In January, 1948, the Boletin reverted to its monthly publication. In January, 1957, Fr. Jesus Merino became the editor and with him the monthly editorial became a regular feature of the Boletin. He remained in office until December, 1960. Fr. Excelso Garcia, presently the Director of the UST Printing Office served the office from January, 1961 to December, 1967.

Prior to 1960, the Boletin was published in Spanish except the official Church documents which were published in English for the benefit of foreign English speaking members of the clergy.
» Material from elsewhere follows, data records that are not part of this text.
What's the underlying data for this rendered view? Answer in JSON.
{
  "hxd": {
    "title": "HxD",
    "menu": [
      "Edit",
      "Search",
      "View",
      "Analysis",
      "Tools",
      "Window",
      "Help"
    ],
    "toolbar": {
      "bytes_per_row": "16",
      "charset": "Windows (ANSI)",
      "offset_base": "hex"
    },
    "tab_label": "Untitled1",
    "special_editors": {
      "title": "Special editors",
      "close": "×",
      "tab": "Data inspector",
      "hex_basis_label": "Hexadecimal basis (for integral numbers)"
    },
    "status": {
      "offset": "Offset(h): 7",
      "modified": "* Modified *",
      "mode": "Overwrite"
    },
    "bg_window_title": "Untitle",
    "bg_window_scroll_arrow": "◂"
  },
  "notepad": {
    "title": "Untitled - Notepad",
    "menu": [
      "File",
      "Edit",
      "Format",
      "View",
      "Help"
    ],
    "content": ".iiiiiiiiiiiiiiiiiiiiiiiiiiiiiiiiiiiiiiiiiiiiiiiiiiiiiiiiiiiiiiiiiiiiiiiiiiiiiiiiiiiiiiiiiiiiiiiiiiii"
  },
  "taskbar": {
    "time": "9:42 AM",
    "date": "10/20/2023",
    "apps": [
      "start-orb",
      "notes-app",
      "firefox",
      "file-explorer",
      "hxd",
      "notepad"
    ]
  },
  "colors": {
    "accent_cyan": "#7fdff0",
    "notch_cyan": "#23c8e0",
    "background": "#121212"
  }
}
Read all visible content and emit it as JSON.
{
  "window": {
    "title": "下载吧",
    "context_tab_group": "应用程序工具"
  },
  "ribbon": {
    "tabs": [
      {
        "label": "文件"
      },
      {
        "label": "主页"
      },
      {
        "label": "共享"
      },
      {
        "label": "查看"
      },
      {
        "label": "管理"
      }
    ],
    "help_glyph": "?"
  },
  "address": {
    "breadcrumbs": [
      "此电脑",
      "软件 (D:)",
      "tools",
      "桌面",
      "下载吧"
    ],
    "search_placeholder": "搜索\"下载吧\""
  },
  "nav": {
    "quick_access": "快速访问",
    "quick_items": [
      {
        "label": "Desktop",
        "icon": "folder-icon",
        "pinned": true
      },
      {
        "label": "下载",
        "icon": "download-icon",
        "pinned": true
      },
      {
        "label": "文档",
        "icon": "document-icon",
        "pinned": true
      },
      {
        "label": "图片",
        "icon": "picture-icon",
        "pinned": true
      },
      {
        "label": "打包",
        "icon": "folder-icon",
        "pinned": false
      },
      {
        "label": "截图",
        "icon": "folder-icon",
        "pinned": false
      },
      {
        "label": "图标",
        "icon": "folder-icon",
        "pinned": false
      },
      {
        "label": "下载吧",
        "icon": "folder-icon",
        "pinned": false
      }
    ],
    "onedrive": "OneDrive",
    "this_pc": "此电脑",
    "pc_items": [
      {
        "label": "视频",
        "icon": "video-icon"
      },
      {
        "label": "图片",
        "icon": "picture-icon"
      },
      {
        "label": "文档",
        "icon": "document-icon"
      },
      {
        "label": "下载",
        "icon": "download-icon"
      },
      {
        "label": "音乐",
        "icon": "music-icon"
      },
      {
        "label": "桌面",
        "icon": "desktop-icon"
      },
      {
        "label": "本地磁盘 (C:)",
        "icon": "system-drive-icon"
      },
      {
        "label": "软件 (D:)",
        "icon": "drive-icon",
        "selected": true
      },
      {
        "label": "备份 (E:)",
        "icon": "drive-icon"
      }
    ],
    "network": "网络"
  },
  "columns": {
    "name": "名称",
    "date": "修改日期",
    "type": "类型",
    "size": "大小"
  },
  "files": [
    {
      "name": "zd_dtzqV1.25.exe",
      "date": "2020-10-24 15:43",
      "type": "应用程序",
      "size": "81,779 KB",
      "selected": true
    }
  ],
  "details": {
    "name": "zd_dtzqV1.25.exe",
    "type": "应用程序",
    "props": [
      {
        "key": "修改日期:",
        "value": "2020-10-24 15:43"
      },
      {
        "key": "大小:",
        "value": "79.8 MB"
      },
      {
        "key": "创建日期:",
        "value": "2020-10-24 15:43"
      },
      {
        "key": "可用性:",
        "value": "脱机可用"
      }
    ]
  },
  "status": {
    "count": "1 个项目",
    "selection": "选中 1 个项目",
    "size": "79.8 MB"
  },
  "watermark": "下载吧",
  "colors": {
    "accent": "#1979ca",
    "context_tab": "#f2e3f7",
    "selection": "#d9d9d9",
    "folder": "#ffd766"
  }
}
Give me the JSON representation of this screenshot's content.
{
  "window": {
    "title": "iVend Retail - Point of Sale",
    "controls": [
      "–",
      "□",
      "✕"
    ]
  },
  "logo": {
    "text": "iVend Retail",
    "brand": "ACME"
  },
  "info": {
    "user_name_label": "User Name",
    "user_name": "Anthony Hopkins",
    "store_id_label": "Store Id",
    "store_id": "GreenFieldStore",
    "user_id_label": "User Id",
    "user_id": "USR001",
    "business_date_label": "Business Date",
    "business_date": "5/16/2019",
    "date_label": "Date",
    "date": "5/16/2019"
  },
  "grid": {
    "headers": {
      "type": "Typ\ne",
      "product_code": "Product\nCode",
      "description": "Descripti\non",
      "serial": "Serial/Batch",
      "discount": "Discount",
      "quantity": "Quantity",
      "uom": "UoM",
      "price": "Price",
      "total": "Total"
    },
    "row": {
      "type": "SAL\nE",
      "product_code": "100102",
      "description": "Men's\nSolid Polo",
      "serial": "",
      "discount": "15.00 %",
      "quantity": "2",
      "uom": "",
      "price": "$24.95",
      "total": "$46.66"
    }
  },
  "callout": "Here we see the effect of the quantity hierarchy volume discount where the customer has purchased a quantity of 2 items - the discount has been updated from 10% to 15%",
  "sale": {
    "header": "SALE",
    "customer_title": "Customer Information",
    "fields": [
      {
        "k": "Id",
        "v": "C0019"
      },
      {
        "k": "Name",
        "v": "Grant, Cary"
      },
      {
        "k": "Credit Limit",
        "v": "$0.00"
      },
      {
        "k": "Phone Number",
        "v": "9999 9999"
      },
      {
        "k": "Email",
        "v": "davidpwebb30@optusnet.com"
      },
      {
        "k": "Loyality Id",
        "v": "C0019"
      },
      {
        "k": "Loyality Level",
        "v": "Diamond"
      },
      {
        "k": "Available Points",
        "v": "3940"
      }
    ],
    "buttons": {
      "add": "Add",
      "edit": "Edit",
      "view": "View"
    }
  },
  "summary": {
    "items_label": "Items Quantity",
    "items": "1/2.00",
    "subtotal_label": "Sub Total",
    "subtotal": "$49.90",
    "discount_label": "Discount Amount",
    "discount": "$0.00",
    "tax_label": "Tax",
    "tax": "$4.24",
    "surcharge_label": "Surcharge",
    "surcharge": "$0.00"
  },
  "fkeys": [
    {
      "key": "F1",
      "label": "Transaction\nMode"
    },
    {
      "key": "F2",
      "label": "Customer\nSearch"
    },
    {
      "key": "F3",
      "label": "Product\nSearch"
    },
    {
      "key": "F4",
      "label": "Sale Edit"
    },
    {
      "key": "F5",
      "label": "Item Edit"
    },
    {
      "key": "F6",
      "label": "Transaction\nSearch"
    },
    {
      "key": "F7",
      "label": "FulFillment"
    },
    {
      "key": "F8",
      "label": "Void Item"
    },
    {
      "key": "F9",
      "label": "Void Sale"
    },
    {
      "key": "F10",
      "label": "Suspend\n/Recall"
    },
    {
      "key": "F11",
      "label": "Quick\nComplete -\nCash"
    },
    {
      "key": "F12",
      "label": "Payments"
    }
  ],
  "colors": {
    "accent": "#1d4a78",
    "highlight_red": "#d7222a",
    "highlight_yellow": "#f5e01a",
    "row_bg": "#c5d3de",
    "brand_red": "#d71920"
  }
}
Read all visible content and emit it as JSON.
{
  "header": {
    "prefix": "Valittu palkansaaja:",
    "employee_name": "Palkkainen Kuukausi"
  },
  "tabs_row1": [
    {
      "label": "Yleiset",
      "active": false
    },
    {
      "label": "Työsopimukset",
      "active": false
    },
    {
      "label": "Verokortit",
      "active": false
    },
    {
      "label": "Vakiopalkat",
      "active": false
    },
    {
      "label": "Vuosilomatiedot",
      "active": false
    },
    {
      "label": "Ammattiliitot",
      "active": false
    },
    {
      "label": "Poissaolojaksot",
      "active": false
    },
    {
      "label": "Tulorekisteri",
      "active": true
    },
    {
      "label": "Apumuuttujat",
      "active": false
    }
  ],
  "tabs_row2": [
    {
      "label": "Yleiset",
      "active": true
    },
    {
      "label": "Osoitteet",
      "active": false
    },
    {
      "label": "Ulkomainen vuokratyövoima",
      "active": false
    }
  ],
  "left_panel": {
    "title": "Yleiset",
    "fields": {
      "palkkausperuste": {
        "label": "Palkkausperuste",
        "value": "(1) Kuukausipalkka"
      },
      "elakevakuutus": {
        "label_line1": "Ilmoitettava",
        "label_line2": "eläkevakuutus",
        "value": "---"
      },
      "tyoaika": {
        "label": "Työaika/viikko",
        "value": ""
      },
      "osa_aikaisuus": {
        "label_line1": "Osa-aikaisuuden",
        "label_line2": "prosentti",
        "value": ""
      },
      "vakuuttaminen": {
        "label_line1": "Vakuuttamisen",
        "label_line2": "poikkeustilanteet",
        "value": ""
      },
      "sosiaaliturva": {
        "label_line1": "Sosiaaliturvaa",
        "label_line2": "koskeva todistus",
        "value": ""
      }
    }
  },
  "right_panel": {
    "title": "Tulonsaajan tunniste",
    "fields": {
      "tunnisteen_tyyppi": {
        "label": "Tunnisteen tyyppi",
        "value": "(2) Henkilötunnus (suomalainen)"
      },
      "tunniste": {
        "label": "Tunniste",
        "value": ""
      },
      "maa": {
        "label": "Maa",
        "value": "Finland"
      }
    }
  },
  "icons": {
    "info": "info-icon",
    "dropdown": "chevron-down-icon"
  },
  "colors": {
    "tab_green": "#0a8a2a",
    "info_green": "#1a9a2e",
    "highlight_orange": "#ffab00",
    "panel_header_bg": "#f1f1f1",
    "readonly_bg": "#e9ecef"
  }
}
In January, 1962, its medium of communication shifted from Spanish to English.

The following had been editors of the Boletin: Fr. Quintin Garcia (1967); Fr. Leonardo Legaspi (January, 1968-December, 1969); Fr. Jose Ma. Tinoko (January, 1970-February, 1971); Fr. Jaime Boquiren (March, 1971-December, 1972); Fr. Pompeyo de Mesa (January, 1973-February, 1974); Fr. Efren Rivera (March, 1974-February, 1983); Fr. Vicente Cajilig (March, 1983-June, 1991 and July, 1995 to present); Fr. Roman Carter (July, 1991-June, 1993); Fr. Honorato Castigador (July, 1993-June, 1995); Fr. Vicente Cajilig (July, 1995-August, 2005); Fr. Rolando dela Rosa (September, 2005-October, 2008); Fr. Florentino Bolo, Jr. (November, 2008-December 2009) and Fr. Norberto Castillo (2010 to present).

The Boletin is published bi-monthly by the University of Santo Tomas. It contains an editorial, documentation, canon law, liturgy, features, cases and inquiries, history and homiletics. Two “sections” of the Boletin Eclesiastico were the most welcome of each issue: the “Casos Y consultos” – cases and consultations – in which questions sent by readers were answered by experts, and the “cronica” – chronicle – which followed up the events of relevance for the Church here and abroad.